Varieties of Oolong Tea

Oolong tea is prepared and packaged in several grades; however, all of these are considered Chinese’ most desirable teas. There are variants that are served after drying, while there are those that are allowed to age in order to produce complex flavors. Despite the many contemporary preparatory methods, most of Oolong tea varieties are roasted after drying.

The main characteristics of Oolong tea lie between black and green tea. Black teas are completely oxidized, green teas aren’t and Oolong teas are semi-oxidized in 20% to 75% range. Generally, Oolong tea is harvested during spring season.
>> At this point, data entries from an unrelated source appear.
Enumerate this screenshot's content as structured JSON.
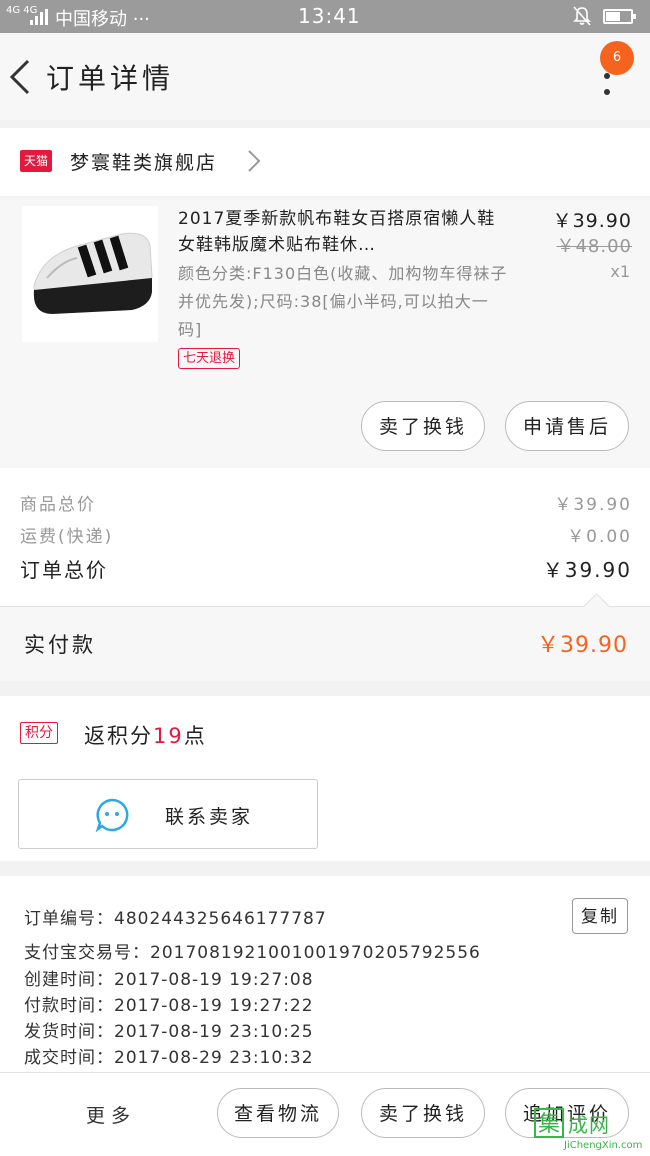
{
  "status_bar": {
    "network": "4G 4G",
    "carrier": "中国移动 ···",
    "time": "13:41"
  },
  "nav": {
    "title": "订单详情",
    "badge_count": "6",
    "icons": [
      "back-arrow-icon",
      "more-vertical-icon"
    ]
  },
  "shop": {
    "platform_label": "天猫",
    "name": "梦寰鞋类旗舰店"
  },
  "item": {
    "title": "2017夏季新款帆布鞋女百搭原宿懒人鞋女鞋韩版魔术贴布鞋休…",
    "sku": "颜色分类:F130白色(收藏、加构物车得袜子并优先发);尺码:38[偏小半码,可以拍大一码]",
    "return_tag": "七天退换",
    "price": "￥39.90",
    "original_price": "￥48.00",
    "quantity": "x1",
    "buttons": {
      "resell": "卖了换钱",
      "after_sales": "申请售后"
    }
  },
  "summary": {
    "goods_total_label": "商品总价",
    "goods_total_value": "￥39.90",
    "shipping_label": "运费(快递)",
    "shipping_value": "￥0.00",
    "order_total_label": "订单总价",
    "order_total_value": "￥39.90"
  },
  "paid": {
    "label": "实付款",
    "value": "￥39.90"
  },
  "points": {
    "tag": "积分",
    "prefix": "返积分",
    "count": "19",
    "suffix": "点",
    "contact_label": "联系卖家"
  },
  "order_info": {
    "copy_label": "复制",
    "lines": [
      "订单编号：480244325646177787",
      "支付宝交易号：2017081921001001970205792556",
      "创建时间：2017-08-19 19:27:08",
      "付款时间：2017-08-19 19:27:22",
      "发货时间：2017-08-19 23:10:25",
      "成交时间：2017-08-29 23:10:32"
    ]
  },
  "bottom_bar": {
    "more": "更多",
    "logistics": "查看物流",
    "resell": "卖了换钱",
    "review": "追加评价"
  },
  "watermark": {
    "glyph": "集",
    "cn": "成网",
    "en": "JiChengXin.com"
  },
  "colors": {
    "accent_orange": "#f5631f",
    "tmall_red": "#e5183e",
    "contact_blue": "#2aa8e8"
  }
}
When all of the leaves are mature for processing, they are plucked, dried and allowed to wither. The withering process bruises the leaves’ edges which immediately initiates the oxidation process. After the oxidation, the tea leaves are roasted, rolled, fired, cooled and fired once again. The particular level of oxidation determines the features and quality of Oolong tea.

Oolong tea best prospers in mountainous areas with harsh climates with Wu-Yi mountain and Tie Guan Yin in China as the best examples for it. Aside from China, Taiwan has also been considered one of the big names in Oolong tea since 1800s which include Pouchong and Dong Ding.

Kinds of Oolong Tea

Da Hong Pao

This is one of the most prestigious Wuyi teas. According to its legend, the emperor of Ming Dynasty has a sickly mother. After trying all herbs, only a certain kind of tea cured her. In gratitude, the emperor sent red robes to protect the bushes from which the miraculous tea originated. Three of the bushes still produce tea leaves until today and for that, it is continuously being venerated.


This kind of Oolong tea has black long leaves and is highly fermented. Pouchong is categorized under the floral types, considerably light and are popular in Formosa, Taiwan.

Nai Xiang

The name basically means “milk Oolong” or “milk fragrance”. Its name suggests that this has a unique taste and milk-like aroma. Nai Xiang is common in Taiwan, but is available all over the globe. Today, Nai Xiang is becoming popular in Russia and the United States.

Assam Tea

This black tea is named after its region of origin and production which is Assam, India. Assam tea grows in coastal areas and is popular for its bright color, malty flavor and briskness. Almost all of the blends that contain Assam are marketed as teas for ‘breakfast’.

Ti Kuan Yin

This kind of tea is tightly pelleted. Commonly, this is known by the name “iron goddess” and is characterized by crinkly and stout leaves. Ti Kuan Yin is very popular in China.


This originated in Taiwan and is harvested during spring season. Formosa is known for its delicate taste.

Tung Ting

In Taiwan, Tung Ting is considered the best kind. It’s fermented lightly; thus, has a gentle and light taste.


Darjeeling is one of the rarest Oolong kind, picked from India’s Darjeeling region.


Legend reveals that Tieluohan was a masterpiece of a warrior monk who had bronze skin. This is what gave the name “tieluohan”- Iron warrior monk.